The input.
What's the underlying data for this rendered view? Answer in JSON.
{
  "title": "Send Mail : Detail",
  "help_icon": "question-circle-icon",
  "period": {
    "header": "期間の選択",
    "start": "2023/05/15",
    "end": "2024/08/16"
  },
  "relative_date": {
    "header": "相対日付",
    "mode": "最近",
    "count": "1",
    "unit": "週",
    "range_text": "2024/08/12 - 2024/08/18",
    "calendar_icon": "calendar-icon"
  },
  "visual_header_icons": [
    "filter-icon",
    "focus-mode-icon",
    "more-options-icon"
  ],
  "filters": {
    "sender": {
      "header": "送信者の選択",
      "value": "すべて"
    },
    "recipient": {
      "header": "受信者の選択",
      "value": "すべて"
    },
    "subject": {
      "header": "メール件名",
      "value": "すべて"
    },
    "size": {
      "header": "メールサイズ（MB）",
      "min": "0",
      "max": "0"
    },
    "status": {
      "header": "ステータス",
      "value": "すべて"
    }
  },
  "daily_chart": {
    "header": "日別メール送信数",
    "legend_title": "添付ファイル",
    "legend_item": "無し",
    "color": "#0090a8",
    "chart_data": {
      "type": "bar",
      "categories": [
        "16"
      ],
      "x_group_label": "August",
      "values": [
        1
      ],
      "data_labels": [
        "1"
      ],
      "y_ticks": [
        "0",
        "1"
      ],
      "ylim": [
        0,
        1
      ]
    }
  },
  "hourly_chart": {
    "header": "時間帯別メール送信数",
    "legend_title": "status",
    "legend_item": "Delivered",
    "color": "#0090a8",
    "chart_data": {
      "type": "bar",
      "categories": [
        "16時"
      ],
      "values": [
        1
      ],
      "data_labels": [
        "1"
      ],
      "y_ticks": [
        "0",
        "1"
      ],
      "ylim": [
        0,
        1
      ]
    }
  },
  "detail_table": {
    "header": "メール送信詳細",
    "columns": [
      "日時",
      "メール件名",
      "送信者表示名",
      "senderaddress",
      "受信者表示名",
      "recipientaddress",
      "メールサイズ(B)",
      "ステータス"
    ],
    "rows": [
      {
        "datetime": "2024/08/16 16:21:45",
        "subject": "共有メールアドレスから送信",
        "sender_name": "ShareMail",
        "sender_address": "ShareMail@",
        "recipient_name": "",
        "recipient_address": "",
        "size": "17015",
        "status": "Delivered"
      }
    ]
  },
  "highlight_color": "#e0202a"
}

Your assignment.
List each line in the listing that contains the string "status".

Your solution.
    "status": {
    "legend_title": "status",
        "status": "Delivered"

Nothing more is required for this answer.